However, Wisconsin is up against the nation’s most challenging competition, including five of the top 10 teams, packed into the Big Ten’s most cutthroat weekend of the year.
“The conference of the Big Ten and how tough it is,” head coach Barry Davis said. “It’s just that at the Big Ten tournament, you have three brutal matches in a row … For some of those weight classes you have the top eight guys or top 12 in the country.”
In the heavyweight class, Medbery is one of eight Big Ten wrestlers ranked in the top 20 in the country.

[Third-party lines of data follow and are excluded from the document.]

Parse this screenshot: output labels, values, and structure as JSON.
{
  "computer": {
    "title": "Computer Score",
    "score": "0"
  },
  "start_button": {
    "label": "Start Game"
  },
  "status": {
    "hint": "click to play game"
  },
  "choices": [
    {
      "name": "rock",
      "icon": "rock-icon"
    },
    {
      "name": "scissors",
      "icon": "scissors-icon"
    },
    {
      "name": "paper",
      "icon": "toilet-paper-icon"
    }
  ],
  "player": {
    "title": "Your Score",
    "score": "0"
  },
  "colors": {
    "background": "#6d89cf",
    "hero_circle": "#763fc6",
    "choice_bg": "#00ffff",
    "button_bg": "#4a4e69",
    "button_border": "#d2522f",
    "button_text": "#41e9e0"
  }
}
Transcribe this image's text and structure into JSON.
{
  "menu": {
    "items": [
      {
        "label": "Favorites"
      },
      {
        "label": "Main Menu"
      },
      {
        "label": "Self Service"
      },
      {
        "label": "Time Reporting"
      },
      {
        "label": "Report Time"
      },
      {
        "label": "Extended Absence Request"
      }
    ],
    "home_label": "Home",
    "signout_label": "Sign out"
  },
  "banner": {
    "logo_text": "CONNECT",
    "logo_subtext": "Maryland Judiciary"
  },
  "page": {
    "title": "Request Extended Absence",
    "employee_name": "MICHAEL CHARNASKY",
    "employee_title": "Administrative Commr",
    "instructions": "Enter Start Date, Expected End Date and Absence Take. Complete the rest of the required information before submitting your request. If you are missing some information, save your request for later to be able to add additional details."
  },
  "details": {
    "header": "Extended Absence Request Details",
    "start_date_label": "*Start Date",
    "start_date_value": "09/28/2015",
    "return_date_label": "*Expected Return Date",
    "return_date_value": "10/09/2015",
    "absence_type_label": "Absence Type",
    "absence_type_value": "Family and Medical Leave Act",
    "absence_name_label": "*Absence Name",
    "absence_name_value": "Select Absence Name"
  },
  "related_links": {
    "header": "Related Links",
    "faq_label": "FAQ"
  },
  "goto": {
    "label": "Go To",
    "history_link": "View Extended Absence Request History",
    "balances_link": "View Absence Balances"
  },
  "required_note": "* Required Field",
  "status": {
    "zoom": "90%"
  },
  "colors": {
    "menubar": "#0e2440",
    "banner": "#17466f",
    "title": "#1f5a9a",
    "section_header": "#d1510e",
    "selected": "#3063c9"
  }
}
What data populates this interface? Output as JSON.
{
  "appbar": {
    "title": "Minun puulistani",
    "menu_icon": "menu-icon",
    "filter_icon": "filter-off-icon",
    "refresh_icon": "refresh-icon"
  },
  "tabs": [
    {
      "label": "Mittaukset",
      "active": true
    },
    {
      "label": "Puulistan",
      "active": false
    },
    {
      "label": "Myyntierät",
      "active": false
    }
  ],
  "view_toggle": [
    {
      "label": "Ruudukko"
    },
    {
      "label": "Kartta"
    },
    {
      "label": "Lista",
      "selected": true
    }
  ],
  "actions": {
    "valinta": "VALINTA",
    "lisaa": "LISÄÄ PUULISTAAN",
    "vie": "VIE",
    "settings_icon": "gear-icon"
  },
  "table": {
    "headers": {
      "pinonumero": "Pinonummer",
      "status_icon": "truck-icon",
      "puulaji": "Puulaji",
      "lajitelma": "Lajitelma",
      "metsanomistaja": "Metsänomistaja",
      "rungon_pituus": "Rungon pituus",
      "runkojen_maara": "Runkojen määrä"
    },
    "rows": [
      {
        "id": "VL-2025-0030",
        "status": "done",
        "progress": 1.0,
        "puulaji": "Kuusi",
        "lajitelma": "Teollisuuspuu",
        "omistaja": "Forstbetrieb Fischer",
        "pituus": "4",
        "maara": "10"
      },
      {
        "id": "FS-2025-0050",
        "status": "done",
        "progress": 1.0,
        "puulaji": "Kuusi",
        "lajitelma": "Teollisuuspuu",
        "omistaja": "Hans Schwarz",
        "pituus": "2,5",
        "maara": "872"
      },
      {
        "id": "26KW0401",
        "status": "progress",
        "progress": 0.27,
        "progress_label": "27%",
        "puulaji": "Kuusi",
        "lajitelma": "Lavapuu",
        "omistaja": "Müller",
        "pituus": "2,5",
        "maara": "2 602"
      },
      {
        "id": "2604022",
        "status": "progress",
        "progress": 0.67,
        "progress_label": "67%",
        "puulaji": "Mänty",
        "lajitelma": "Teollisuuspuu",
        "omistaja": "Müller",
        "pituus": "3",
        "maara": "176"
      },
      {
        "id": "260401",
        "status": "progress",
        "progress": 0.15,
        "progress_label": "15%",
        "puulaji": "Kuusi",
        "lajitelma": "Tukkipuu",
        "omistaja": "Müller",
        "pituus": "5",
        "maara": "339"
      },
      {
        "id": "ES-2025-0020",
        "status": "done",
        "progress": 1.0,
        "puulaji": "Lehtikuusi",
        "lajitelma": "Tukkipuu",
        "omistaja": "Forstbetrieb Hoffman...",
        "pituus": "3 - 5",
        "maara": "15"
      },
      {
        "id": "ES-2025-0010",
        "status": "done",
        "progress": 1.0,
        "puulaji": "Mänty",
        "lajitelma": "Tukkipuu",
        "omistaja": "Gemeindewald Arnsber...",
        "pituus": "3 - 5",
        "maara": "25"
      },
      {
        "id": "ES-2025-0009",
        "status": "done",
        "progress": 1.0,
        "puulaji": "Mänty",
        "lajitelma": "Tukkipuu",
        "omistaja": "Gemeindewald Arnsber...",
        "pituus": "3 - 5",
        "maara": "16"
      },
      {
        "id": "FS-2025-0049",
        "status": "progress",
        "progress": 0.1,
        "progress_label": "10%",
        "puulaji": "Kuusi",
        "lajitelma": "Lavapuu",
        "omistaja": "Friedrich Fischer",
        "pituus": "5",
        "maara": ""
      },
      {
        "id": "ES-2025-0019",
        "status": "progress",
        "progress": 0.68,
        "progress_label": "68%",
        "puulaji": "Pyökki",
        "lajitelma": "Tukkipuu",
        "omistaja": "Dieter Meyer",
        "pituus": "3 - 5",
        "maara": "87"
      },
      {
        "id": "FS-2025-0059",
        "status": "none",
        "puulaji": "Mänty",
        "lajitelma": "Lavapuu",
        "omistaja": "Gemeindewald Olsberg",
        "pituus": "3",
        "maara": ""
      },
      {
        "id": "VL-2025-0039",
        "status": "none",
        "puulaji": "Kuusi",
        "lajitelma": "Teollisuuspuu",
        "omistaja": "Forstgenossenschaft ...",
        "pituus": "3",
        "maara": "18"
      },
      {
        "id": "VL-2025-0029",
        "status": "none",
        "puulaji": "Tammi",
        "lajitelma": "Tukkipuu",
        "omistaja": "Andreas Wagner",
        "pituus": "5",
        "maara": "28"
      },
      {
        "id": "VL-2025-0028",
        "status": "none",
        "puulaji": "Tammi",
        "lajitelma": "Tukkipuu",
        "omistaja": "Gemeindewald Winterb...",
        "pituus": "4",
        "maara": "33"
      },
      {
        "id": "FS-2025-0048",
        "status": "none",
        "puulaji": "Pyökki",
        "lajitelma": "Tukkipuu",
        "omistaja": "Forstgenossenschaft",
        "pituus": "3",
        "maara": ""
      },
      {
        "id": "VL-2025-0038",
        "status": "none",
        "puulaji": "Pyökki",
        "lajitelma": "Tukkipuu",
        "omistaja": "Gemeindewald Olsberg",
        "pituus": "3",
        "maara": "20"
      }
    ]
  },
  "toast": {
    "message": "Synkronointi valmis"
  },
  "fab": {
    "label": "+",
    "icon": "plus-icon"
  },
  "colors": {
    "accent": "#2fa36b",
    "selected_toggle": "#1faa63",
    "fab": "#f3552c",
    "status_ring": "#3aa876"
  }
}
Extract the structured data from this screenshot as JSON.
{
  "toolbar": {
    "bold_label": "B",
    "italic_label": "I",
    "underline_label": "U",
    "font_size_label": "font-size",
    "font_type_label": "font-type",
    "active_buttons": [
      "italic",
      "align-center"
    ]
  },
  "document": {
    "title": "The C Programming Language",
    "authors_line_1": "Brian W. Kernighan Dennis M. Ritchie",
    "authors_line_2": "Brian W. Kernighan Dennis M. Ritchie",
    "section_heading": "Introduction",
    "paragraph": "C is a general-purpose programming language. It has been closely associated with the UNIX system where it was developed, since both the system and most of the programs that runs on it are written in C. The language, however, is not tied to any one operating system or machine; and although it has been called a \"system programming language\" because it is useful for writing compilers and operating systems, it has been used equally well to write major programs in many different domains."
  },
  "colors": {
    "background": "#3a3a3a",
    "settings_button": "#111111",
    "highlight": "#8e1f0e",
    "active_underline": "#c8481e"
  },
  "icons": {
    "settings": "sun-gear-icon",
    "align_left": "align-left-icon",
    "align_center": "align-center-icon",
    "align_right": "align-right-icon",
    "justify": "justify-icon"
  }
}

He said though that the Big Ten tournament is a great opportunity to represent your school and your conference.
Medbery said Davis told the team they need to wrestle like they have nothing to lose.
“[He said] to just not fear losing,” Medbery said. “Go out there with an attitude believing you can win … just go out there and cut loose. You have nothing to protect.”
Davis said another piece of advice he had for his team was to not take anything for granted against the country’s top competition.
“Go until you hear the whistle,” Davis said. “A lot of guys want to relax a little, but you can’t. Don’t anticipate a takedown — make sure you put the guy down … you have to make it happen.”
The Badgers not only have to validate the team’s worth in the Big Ten after collapsing last season but also the value of the program. Wisconsin has 68 Big Ten champions in program history, most recently with Andrew Howe and current Badger assistant coach Trevor Brandvold earning first place titles in 2011.
Wisconsin has finished as high as second place in the tournament, which has occurred 10 times in team history and most recently in 2007.
With the team sitting dormant for three weeks before the tournament’s start on Saturday, Davis said the team is working on in-match situations and positions that will most likely surface during the tournament.
Graff said he’s been working consistently on his conditioning, diet and technique throughout the whole season, and is going to trust his hard work and proven skills this weekend.
“Just remember to let my training take over,” Graff said. “Be my best, let my training take over, wrestle, and everything else will fall into place the way it’s supposed to.”
Graff is a two-time All-American but has yet to take home a Big Ten title. As a sophomore, he was the runner-up in the tournament and finished in fourth place as a freshman.
Even as an freshman lacking any experience in the Big Ten tournament, Medbery expects nothing short of a conference title crown in his first year. He said he has been trying to improve his ability to take down his opponents more efficiently in the past couple of weeks.
“A lot of it has been finishing off my shots,” Medbery said. “I’ve gotten the guys legs a lot but haven’t been able to necessarily finish every shot.”
Even with the Big Ten tournament looming, the Badgers have not forgotten about their ultimate goal in the NCAA tournament. The Big Ten tournament is an opportunity for wrestlers who finish in the top three to earn an automatic bid in the NCAAs. It is also the last chance of the season for wrestlers to gain experience competing against the nation’s top wrestlers before NCAAs.
Davis said it is a competitive advantage for his team having the experience of having one of the toughest schedules in the country.
“You’ve been in tough matches, you’ve been in tight matches, a lot of pressure situations, where sometimes they’re not used to that,” Davis said. “They tend to flinch; they tend to panic a little bit, but our guys say, ‘well, it’s another match, I’ve been here before, let’s just score, ride, get a takedown, get a way to win.’”